Secondly, you can clean the ships and use them for sink exercises in the deep ocean, which has zero economic upside other than disposing of the problem quickly and giving sailors target practice. The downside is that the ships still have to be cleaned, though not to the standards they are for reefing and thus there are possible toxins and spread of invasive species.

The third alternative, and what the government has done which has resulted in a PR and legal nightmare for them in Suisun Bay, is to warehouse the ships for decades. Uncleaned, exposed to the elements,

the deteriorating ships become a toxic time bomb. Economically, the cost for mere storage has risen to billions over the years. This is not a solution at all. It is the avoidance of a solution and it’s come back to bite them in the butt with a lawsuit from Arc Ecology 2007.

The fourth and only truly sustainable alternative, with benefits for both the ecology and the economy, is to clean the ships of all toxic substances and to strategically sink them as man-made reefs. Many sinkings are within recreational diving depths, though some (like aircraft carriers) can be sunk in deep waters.

Pioneering provinces like British Columbia and countries like New Zealand attract millions annually and states like Florida with just under 2400 artificial reefs realize billions of dollars in underwater tourism. This is all to the benefit not only of the dive community, but to economic interests like transportation, tourism, hotels and restaurants.

The government, sitting atop this economic chain, benefits through increased tax revenues. Tax consumers become tax payers.

All good, eh? You may well ask, as many of us have, what’s the “down side” to reefing ships? Why is it that this process isn’t embraced by everyone? Why do some even oppose it?


My daughter was watching an episode of The Simpson’s recently when I passed through the living room. Homer, asked to participate in a community project, paused to worry over the proposition, then asked, “Do I have to do anything?”

We’re going to discuss the current impasse with getting retired naval ships under reasonable terms from the Federal government, but before we shift blame to the Feds, let’s not be Homer Simpson.

The downside is that somebody, driven by purpose and willing to put their butt on the line, has to do it. “Doh!”

It seems for every one person willing to actually do something, there are at lest 283 bureaucrats and nay-sayers determined that you’re not going to do something, and about 2,830,000 among even those who stand to benefit from reefing, that are caught in the “Homer effect.”

The interview that follows is a study in such purpose and tenacity. Anyone crazed enough to put the boots on to begin the journey to reefing and those who hope to benefit from this movement will do well to listen to his words.

I first met Dick, like many divers do, through his products. My CLX 450 dry suit became a constant companion, followed by a CF 200 model. You build a certain affinity for the man through the quality of his products and the many adventures they make possible, even without meeting him.

But, one day four years ago, I saw an announcement for a Ships to Reefs meeting in San Diego and made my way down from LA to a meeting which had attracted about 50 others.

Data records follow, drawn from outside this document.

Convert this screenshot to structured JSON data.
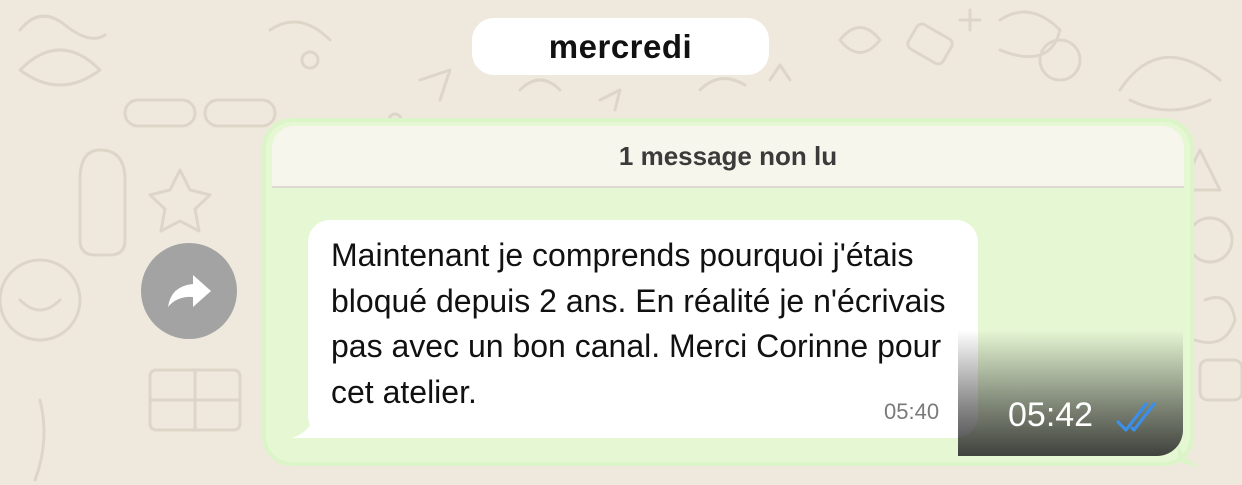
{
  "chat": {
    "date_separator": "mercredi",
    "unread_banner": "1 message non lu"
  },
  "message": {
    "text": "Maintenant je comprends pourquoi j'étais bloqué depuis 2 ans. En réalité je n'écrivais pas avec un bon canal. Merci Corinne pour cet atelier.",
    "time": "05:40"
  },
  "outer_message": {
    "time": "05:42",
    "status": "read"
  },
  "icons": {
    "forward": "forward-arrow-icon",
    "read_receipt": "double-check-icon"
  },
  "colors": {
    "background": "#efe9dd",
    "outgoing_bubble": "#e6f7d4",
    "incoming_bubble": "#ffffff",
    "read_tick": "#3b8fe8",
    "forward_button": "#a3a3a3"
  }
}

Frankly, there was a lot of enthusiasm and noise in that room, desire and confusion, opinions and disagreements—a lot more heat than light.

And then Dick took the floor.

When Dick speaks people listen and things can settle down. Not because he’s such a “calming influence”; he is very direct and expects the best from those who work with him. I personally appreciate it and am likeminded. The reason people listen is because it becomes apparent that the man has forgotten more about ships to reefs than the rest of us—collectively—will probably ever know.

Ships to Reefs are the future of diving.

Whether you embrace the movement for its ecological benefits and to take pressure off of natural reefs, or for the enormous economic benefits it holds, do something.

Whether you want to put the boots on and lead or take the journey as crew, jump on board.

Whether you are in the dive industry and stand to make a more prosperous future for the profession, or you are a diver who simply wants to explore the
sunken treasures when the job’s done,
work with us.